This was our intinerary – it was a busy few weeks!
We started out the the Rift Valley – the cradle of civilization
Fishermen amidest White-backed pelicans (Pelecanus onocrotalus) and Maribou storks (Leptoptilos crumenifer)
Blue-breasted Bee-eaters (Merops variegatus) are amazing – and they really do eat bees!
Wow. A kingfisher that doesn’t eat fish! This is a Woodland Kingfisher (Cinnyris venustus), which hunts insects, lizards on the forest floor
The Kush Escarpment and Forests were amazing – although forests were few and far between
Abyssinian Woodpecker (Dendropicos abyssinicus) – one of the rarest birds of the trip – seen on day One, in the hotel gardens
It wasn’t all birds…here’s a Colobus monkey
The perfectly-named Superb Starling (Lamprotornis superbus)
The Gray-backed fiscal (Lanius excubitoroides) is widely distributed throughout Africa
Onwards to the Highlands, which is where most people live – and farm
A typican African scene. Every usable inch is cultivated
Hummingbirds are confined to the Americas, but in Africa the sunbirds occupy the same ecological nicsh.
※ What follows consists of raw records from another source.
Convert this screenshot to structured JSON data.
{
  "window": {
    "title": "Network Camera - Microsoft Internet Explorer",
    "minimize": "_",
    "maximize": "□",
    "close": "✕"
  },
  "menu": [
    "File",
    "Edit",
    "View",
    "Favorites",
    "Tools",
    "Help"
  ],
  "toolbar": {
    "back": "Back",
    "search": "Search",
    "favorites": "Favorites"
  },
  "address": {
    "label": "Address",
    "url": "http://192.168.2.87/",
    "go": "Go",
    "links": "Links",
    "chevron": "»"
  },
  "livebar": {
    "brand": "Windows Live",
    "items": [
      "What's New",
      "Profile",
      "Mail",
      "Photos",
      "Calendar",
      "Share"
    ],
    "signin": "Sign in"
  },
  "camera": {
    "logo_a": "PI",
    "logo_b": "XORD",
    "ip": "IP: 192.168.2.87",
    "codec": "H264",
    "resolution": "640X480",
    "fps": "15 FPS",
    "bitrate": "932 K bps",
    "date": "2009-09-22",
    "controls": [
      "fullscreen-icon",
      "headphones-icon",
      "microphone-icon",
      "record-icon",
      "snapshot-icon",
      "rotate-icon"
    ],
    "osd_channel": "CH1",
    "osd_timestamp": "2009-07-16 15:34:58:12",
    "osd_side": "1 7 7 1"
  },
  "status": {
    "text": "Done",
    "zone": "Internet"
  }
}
This is a Variable Sunbird (Cinnyris venustus)
The Abyssinian ground hornbill (Bucorvus abyssinicus) is an active predator – on mice, lizards, snakes, or pretty much anything
Few are aware that Ethiopia has the highest mountains in Africa – up to 15,000 footers – and it sometimes snows
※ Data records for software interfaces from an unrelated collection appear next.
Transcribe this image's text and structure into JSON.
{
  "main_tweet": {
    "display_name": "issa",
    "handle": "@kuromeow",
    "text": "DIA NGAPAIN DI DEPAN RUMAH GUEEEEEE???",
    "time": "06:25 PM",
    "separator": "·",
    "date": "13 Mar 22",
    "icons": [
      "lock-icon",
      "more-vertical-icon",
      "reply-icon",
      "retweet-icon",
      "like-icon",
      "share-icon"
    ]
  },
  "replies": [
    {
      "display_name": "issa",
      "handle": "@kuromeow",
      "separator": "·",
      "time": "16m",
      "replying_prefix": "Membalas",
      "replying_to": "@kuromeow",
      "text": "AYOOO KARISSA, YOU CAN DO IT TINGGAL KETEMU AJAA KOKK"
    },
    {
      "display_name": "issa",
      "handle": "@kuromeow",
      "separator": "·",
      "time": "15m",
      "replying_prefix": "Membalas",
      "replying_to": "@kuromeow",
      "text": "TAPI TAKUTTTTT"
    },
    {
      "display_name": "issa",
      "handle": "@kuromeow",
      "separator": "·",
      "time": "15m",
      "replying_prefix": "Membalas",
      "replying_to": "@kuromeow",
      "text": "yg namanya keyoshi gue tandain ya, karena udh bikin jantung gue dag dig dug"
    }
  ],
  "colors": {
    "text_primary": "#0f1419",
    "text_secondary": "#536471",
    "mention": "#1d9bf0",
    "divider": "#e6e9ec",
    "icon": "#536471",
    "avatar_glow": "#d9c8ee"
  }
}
Onwards to the savannah and desert
The trip routine was birding at dawn, and when it got too hot, find some shade and cook breakfast – we were usually pretty hungry by this time
One of my trip favorites, the Lilac-breasted roller (Coracias caudata)
Here’a an Abyssinian roller (Coracias abyssinica) in flight – another of my favorites
The local “spotters” were key to birding success. Our guides would call them a few days before, saying “we’ll be arriving at such-and-such-a-time. Can you find us an X, Y and Z please?”
Classic Ethiopian “multi-use” of natural resources. Everyone, and every thing, congregates down by the river.
90 million people live in Ethiopia, and the cattle population is huge, also leading to overgrazing and deforestation.
Deforestation is visible everywhere. Note the bright reddish termite mound at left, which is testiment that this area was only recently cleared.
There are some positive development notes, exemplified by this windfarm.
The Warka tree is massive, and of great importance for the shade they offer. Note the size of the people standing beneath it, on the right side.
Neil Hughes – “Ethiopia: a birding extravaganza”
by Andrew Bryant, 17 November 2016.
Long-time club member, professional forester, and die-hard birder, Neil entertained us last year with his talk about spring migration in the eastern Mediterranean. Although he’s moved away from Powell River and now calls Victoria home, Neil made a special trip back to share his latest amazing adventure – to Ethiopia!
It was more than a succession of marvelous bird photographs (although there were a lot of those). I did not know, for example, that Ethiopia had such a diversity of landscapes, including not only the famous Rift Valley, but deserts, savannahs, forests, and montane habitats.
Nor was I was aware of the tremendous bird diversity to be found there (over 800 species), or of the extraordinary challenges facing not only birdwatchers, but the country as a whole.
In between the fascinating tidbits of natural history (sunbirds are the hummingbirds of Africa) and birding humor (“this is a drab, little brown bird…indeed it positively revels it its drabness”), there were some wonderful insights into the sense of the place. I liked the all-essential “spotters”, without whom visiting birders would see little, and the quite extraordinary “meeting at the waterhole”. Brilliant.